Restoring Success: Doing the Right Thing
I believe that part of success both personally, professionally, as well as individually and collectively as a company is doing the “right thing” and feeling good about what you do. Successful restoration companies are built on trust and relationships. Trust in standing behind what you do. What is your promise? What is your message that conveys that you will do the right thing?
I always say, “I can’t promise you that we are perfect, that we will never make a mistake, but, what I can promise is that we will always stand behind what we do as a company.” There are several considerations to make in your commitment and your promise to doing the right thing.

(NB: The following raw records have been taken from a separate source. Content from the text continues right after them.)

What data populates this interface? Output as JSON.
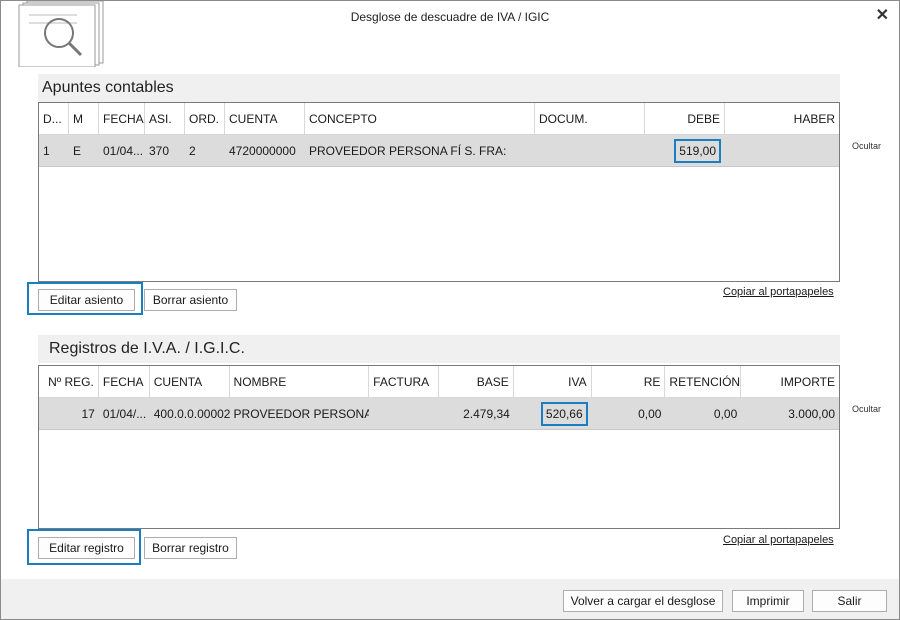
{
  "window": {
    "title": "Desglose de descuadre de IVA / IGIC",
    "close": "✕"
  },
  "apuntes": {
    "header": "Apuntes contables",
    "columns": [
      "D...",
      "M",
      "FECHA",
      "ASI.",
      "ORD.",
      "CUENTA",
      "CONCEPTO",
      "DOCUM.",
      "DEBE",
      "HABER"
    ],
    "rows": [
      {
        "d": "1",
        "m": "E",
        "fecha": "01/04...",
        "asi": "370",
        "ord": "2",
        "cuenta": "4720000000",
        "concepto": "PROVEEDOR PERSONA FÍ S. FRA:",
        "docum": "",
        "debe": "519,00",
        "haber": ""
      }
    ],
    "ocultar": "Ocultar",
    "edit_button": "Editar asiento",
    "delete_button": "Borrar asiento",
    "copy_link": "Copiar al portapapeles"
  },
  "registros": {
    "header": "Registros de I.V.A. / I.G.I.C.",
    "columns": [
      "Nº REG.",
      "FECHA",
      "CUENTA",
      "NOMBRE",
      "FACTURA",
      "BASE",
      "IVA",
      "RE",
      "RETENCIÓN",
      "IMPORTE"
    ],
    "rows": [
      {
        "nreg": "17",
        "fecha": "01/04/...",
        "cuenta": "400.0.0.00002",
        "nombre": "PROVEEDOR PERSONA...",
        "factura": "",
        "base": "2.479,34",
        "iva": "520,66",
        "re": "0,00",
        "retencion": "0,00",
        "importe": "3.000,00"
      }
    ],
    "ocultar": "Ocultar",
    "edit_button": "Editar registro",
    "delete_button": "Borrar registro",
    "copy_link": "Copiar al portapapeles"
  },
  "footer": {
    "reload_button": "Volver a cargar el desglose",
    "print_button": "Imprimir",
    "exit_button": "Salir"
  },
  "colors": {
    "accent": "#1a7fc1",
    "row_bg": "#dcdcdc",
    "header_bg": "#f0f0f0"
  }
}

Some convey this promise in the terms of a warranty. Depending on the type of service provided, a warranty may or may not apply and the terms will vary. Most insurance programs require a minimum one year warranty. We have a seven year warranty on repairs. If and when you have a warranty in place, you have to honor it. Have a protocol. A warranty call gets all the attention that any other call would get. The issue must be evaluated. Does it fall under the original scope of work, is there a product defect or workmanship issue, etc.? From that point, the repair or remedy is executed or the customer is explained why it is not a warranty issue. Sometimes, you remedy a situation merely as a goodwill gesture. Yes, this process costs money and yes you have to be fully committed to honoring your promise of “doing the right thing.”

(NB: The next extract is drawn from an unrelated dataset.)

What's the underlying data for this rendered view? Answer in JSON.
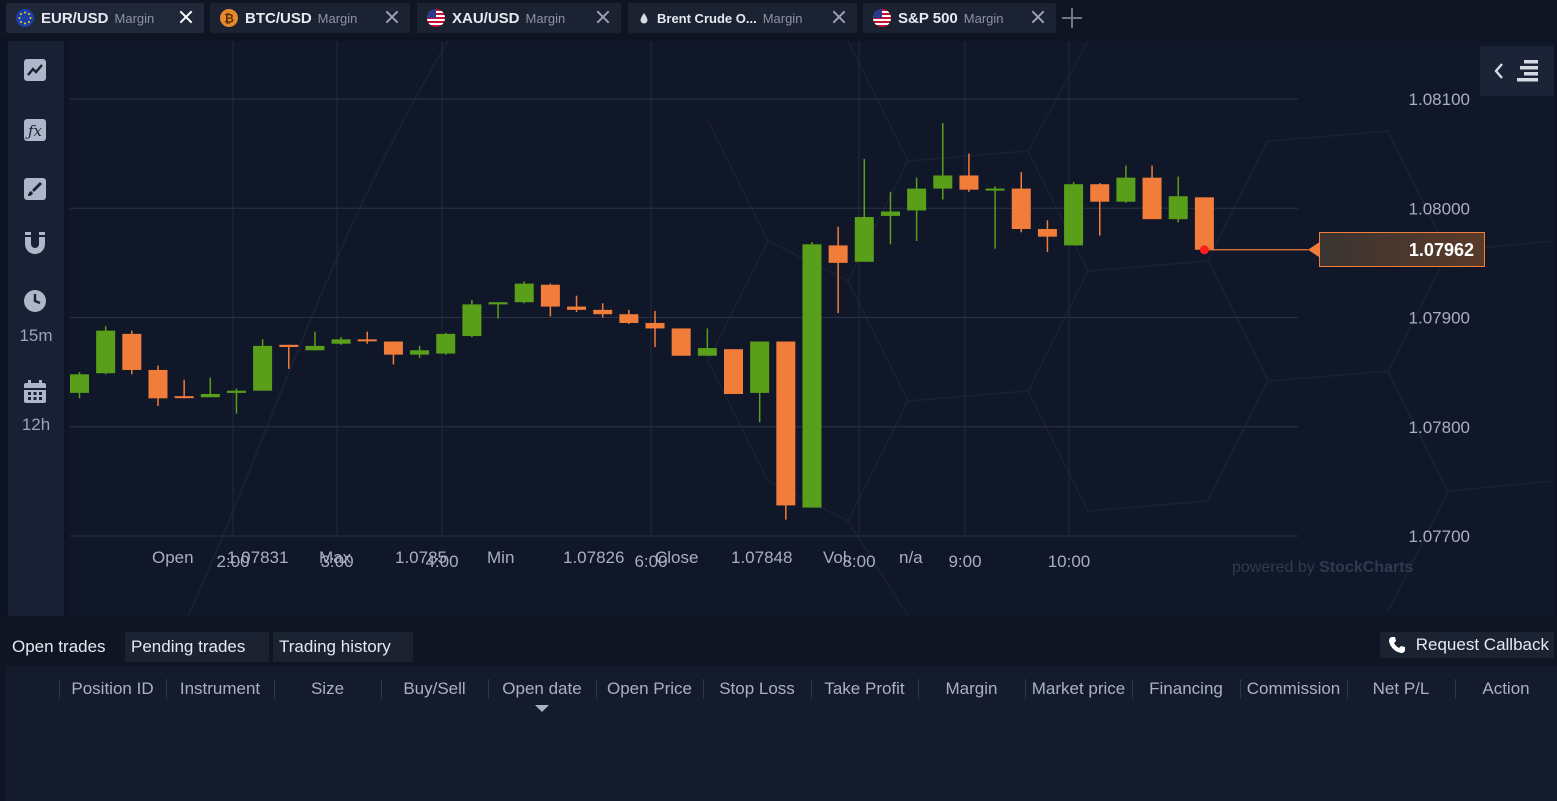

Doing the right thing, regardless of costs, has a big picture impact on your company. Building and growing a business is challenging. How to spend advertising dollars, managing social media and staying on top of rapidly changing consumer behavior is no easy task. A company built and grown on always consistently doing the right thing by their customers is hard to top.
The next benefit to an organization who takes this concept seriously is the positive impact on company culture. When every team member of an organization knows that their company is motivated by doing the right thing (even when it costs money) it gives a sense of pride and commitment that is unmatched. Team members know or can sense if care about quality and standing behind each other’s work products and services is just a catch phrase and not carried out consistently. I recommend making sure everyone in your company knows that they can do their job and know without a doubt that their company will stand behind what they do. They can be proud to wear their company uniform because even if a mistake is made or an item accidently gets broken, they work in a company that will make it right. This pride will also result in confidently delivered quality service.

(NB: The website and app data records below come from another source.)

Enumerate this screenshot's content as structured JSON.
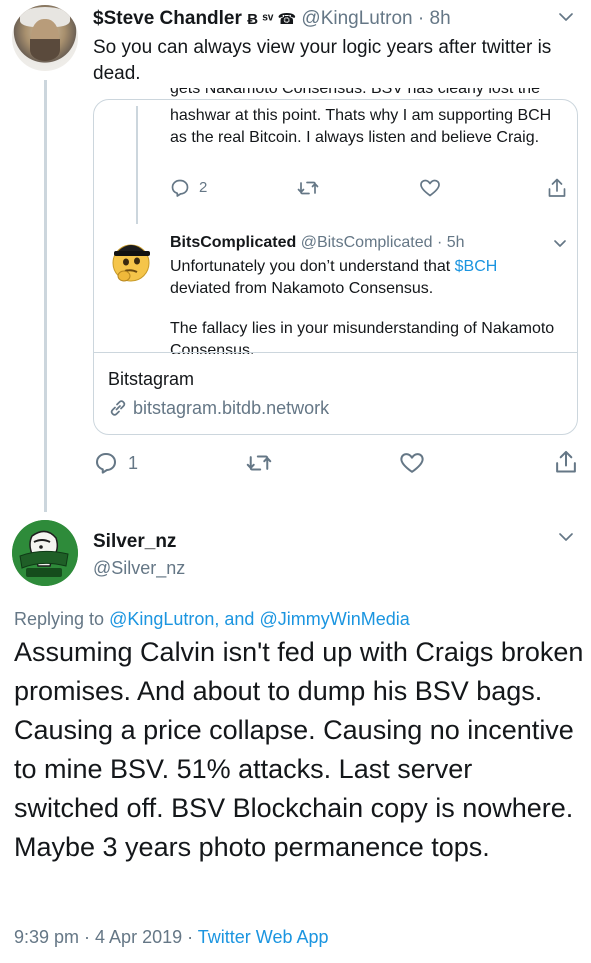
{
  "tweet1": {
    "display_name": "$Steve Chandler",
    "flair": "Ƀ ˢᵛ ☎",
    "handle": "@KingLutron",
    "time": "8h",
    "text": "So you can always view your logic years after twitter is dead.",
    "quote": {
      "cut_text": "gets Nakamoto Consensus. BSV has clearly lost the",
      "text": "hashwar at this point. Thats why I am supporting BCH as the real Bitcoin. I always listen and believe Craig.",
      "reply_count": "2",
      "reply": {
        "display_name": "BitsComplicated",
        "handle": "@BitsComplicated",
        "time": "5h",
        "text_before": "Unfortunately you don’t understand that ",
        "cashtag": "$BCH",
        "text_after": " deviated from Nakamoto Consensus.",
        "text2": "The fallacy lies in your misunderstanding of Nakamoto Consensus."
      },
      "card_title": "Bitstagram",
      "card_url": "bitstagram.bitdb.network"
    },
    "reply_count": "1"
  },
  "tweet2": {
    "display_name": "Silver_nz",
    "handle": "@Silver_nz",
    "replying_prefix": "Replying to ",
    "replying_user1": "@KingLutron",
    "replying_mid": ", and ",
    "replying_user2": "@JimmyWinMedia",
    "text": "Assuming Calvin isn't fed up with Craigs broken promises. And about to dump his BSV bags. Causing a price collapse. Causing no incentive to mine BSV. 51% attacks. Last server switched off. BSV Blockchain copy is nowhere. Maybe 3 years photo permanence tops.",
    "timestamp": "9:39 pm · 4 Apr 2019 · ",
    "source": "Twitter Web App"
  },
  "colors": {
    "link": "#1b95e0",
    "secondary": "#657786",
    "border": "#ccd6dd"
  }
}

I consider myself a student of service. Anytime I experience a frustration as a customer, I reflect on my operations and the quality of our service delivery from all angles.
“I want to speak to your supervisor!” Many of us have said this or have heard this. This is the scream of a frustrated customer who is speaking to someone who is unable to give them resolution or satisfaction. Employee empowerment is very important to a positive experience. Although there may be a need for certain parameters, an employee who knows their company will do the right thing should also be given the power to deliver the message. If something gets scratched or broke, the team should be empowered to say, “We will take care of that!” All of this is intertwined with service, satisfied customers and happy employees.
All of this must be done with balancing the quality of your work product and service as to minimize the costs of warranty work. However, the best of the best will still make a mistake, or perhaps an approach did not work out as expected. Yes, it does cost money; however, what is the cost of not living and breathing this philosophy?